**TASK OBJECTIVE:** The records are to be copied in their entirety, exactly as given.

**DATA:**
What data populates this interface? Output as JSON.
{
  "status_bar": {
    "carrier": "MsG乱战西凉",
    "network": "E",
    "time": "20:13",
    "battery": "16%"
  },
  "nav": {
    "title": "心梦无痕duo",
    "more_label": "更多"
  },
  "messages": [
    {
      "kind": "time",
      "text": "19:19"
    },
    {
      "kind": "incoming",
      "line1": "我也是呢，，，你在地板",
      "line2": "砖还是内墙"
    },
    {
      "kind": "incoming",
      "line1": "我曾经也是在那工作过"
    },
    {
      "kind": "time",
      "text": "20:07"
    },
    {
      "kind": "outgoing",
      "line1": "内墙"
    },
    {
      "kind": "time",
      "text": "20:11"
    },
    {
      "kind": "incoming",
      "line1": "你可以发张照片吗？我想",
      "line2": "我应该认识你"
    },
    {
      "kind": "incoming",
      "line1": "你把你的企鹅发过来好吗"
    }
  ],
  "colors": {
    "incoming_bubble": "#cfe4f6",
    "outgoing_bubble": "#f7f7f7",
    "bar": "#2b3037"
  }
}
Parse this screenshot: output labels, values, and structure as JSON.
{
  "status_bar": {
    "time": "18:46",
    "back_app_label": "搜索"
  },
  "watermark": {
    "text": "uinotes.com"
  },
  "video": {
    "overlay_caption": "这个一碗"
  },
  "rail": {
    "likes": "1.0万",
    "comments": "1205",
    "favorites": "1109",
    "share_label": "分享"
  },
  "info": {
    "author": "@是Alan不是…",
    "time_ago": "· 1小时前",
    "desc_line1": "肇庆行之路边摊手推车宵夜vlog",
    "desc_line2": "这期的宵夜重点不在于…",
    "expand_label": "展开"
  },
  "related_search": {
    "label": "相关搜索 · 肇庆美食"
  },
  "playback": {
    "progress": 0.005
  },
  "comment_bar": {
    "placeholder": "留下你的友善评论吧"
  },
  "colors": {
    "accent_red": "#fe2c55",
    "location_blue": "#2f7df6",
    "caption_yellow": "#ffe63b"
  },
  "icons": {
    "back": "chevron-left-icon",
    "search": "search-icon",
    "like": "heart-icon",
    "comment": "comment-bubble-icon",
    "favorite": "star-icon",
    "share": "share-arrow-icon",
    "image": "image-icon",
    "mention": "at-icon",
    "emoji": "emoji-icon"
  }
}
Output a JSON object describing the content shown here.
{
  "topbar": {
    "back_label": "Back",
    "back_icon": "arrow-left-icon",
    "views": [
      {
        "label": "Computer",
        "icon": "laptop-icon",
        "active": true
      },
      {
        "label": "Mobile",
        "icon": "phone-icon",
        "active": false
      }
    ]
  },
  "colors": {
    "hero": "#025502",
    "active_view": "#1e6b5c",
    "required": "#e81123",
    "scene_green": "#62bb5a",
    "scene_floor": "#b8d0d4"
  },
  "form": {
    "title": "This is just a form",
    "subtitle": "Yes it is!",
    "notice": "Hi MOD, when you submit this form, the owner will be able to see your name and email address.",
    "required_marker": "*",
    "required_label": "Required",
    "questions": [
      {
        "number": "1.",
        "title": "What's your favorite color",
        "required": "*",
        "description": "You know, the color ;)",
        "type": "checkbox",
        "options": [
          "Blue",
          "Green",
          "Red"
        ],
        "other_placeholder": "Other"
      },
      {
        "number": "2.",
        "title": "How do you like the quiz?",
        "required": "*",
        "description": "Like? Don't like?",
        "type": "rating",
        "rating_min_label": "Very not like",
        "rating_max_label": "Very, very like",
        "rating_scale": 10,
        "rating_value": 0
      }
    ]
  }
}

**RESPONSE BELOW:**
What data populates this interface? Output as JSON.
{
  "status_bar": {
    "carrier": "MsG乱战西凉",
    "network": "E",
    "time": "20:13",
    "battery": "16%"
  },
  "nav": {
    "title": "心梦无痕duo",
    "more_label": "更多"
  },
  "messages": [
    {
      "kind": "time",
      "text": "19:19"
    },
    {
      "kind": "incoming",
      "line1": "我也是呢，，，你在地板",
      "line2": "砖还是内墙"
    },
    {
      "kind": "incoming",
      "line1": "我曾经也是在那工作过"
    },
    {
      "kind": "time",
      "text": "20:07"
    },
    {
      "kind": "outgoing",
      "line1": "内墙"
    },
    {
      "kind": "time",
      "text": "20:11"
    },
    {
      "kind": "incoming",
      "line1": "你可以发张照片吗？我想",
      "line2": "我应该认识你"
    },
    {
      "kind": "incoming",
      "line1": "你把你的企鹅发过来好吗"
    }
  ],
  "colors": {
    "incoming_bubble": "#cfe4f6",
    "outgoing_bubble": "#f7f7f7",
    "bar": "#2b3037"
  }
}
Parse this screenshot: output labels, values, and structure as JSON.
{
  "status_bar": {
    "time": "18:46",
    "back_app_label": "搜索"
  },
  "watermark": {
    "text": "uinotes.com"
  },
  "video": {
    "overlay_caption": "这个一碗"
  },
  "rail": {
    "likes": "1.0万",
    "comments": "1205",
    "favorites": "1109",
    "share_label": "分享"
  },
  "info": {
    "author": "@是Alan不是…",
    "time_ago": "· 1小时前",
    "desc_line1": "肇庆行之路边摊手推车宵夜vlog",
    "desc_line2": "这期的宵夜重点不在于…",
    "expand_label": "展开"
  },
  "related_search": {
    "label": "相关搜索 · 肇庆美食"
  },
  "playback": {
    "progress": 0.005
  },
  "comment_bar": {
    "placeholder": "留下你的友善评论吧"
  },
  "colors": {
    "accent_red": "#fe2c55",
    "location_blue": "#2f7df6",
    "caption_yellow": "#ffe63b"
  },
  "icons": {
    "back": "chevron-left-icon",
    "search": "search-icon",
    "like": "heart-icon",
    "comment": "comment-bubble-icon",
    "favorite": "star-icon",
    "share": "share-arrow-icon",
    "image": "image-icon",
    "mention": "at-icon",
    "emoji": "emoji-icon"
  }
}
Output a JSON object describing the content shown here.
{
  "topbar": {
    "back_label": "Back",
    "back_icon": "arrow-left-icon",
    "views": [
      {
        "label": "Computer",
        "icon": "laptop-icon",
        "active": true
      },
      {
        "label": "Mobile",
        "icon": "phone-icon",
        "active": false
      }
    ]
  },
  "colors": {
    "hero": "#025502",
    "active_view": "#1e6b5c",
    "required": "#e81123",
    "scene_green": "#62bb5a",
    "scene_floor": "#b8d0d4"
  },
  "form": {
    "title": "This is just a form",
    "subtitle": "Yes it is!",
    "notice": "Hi MOD, when you submit this form, the owner will be able to see your name and email address.",
    "required_marker": "*",
    "required_label": "Required",
    "questions": [
      {
        "number": "1.",
        "title": "What's your favorite color",
        "required": "*",
        "description": "You know, the color ;)",
        "type": "checkbox",
        "options": [
          "Blue",
          "Green",
          "Red"
        ],
        "other_placeholder": "Other"
      },
      {
        "number": "2.",
        "title": "How do you like the quiz?",
        "required": "*",
        "description": "Like? Don't like?",
        "type": "rating",
        "rating_min_label": "Very not like",
        "rating_max_label": "Very, very like",
        "rating_scale": 10,
        "rating_value": 0
      }
    ]
  }
}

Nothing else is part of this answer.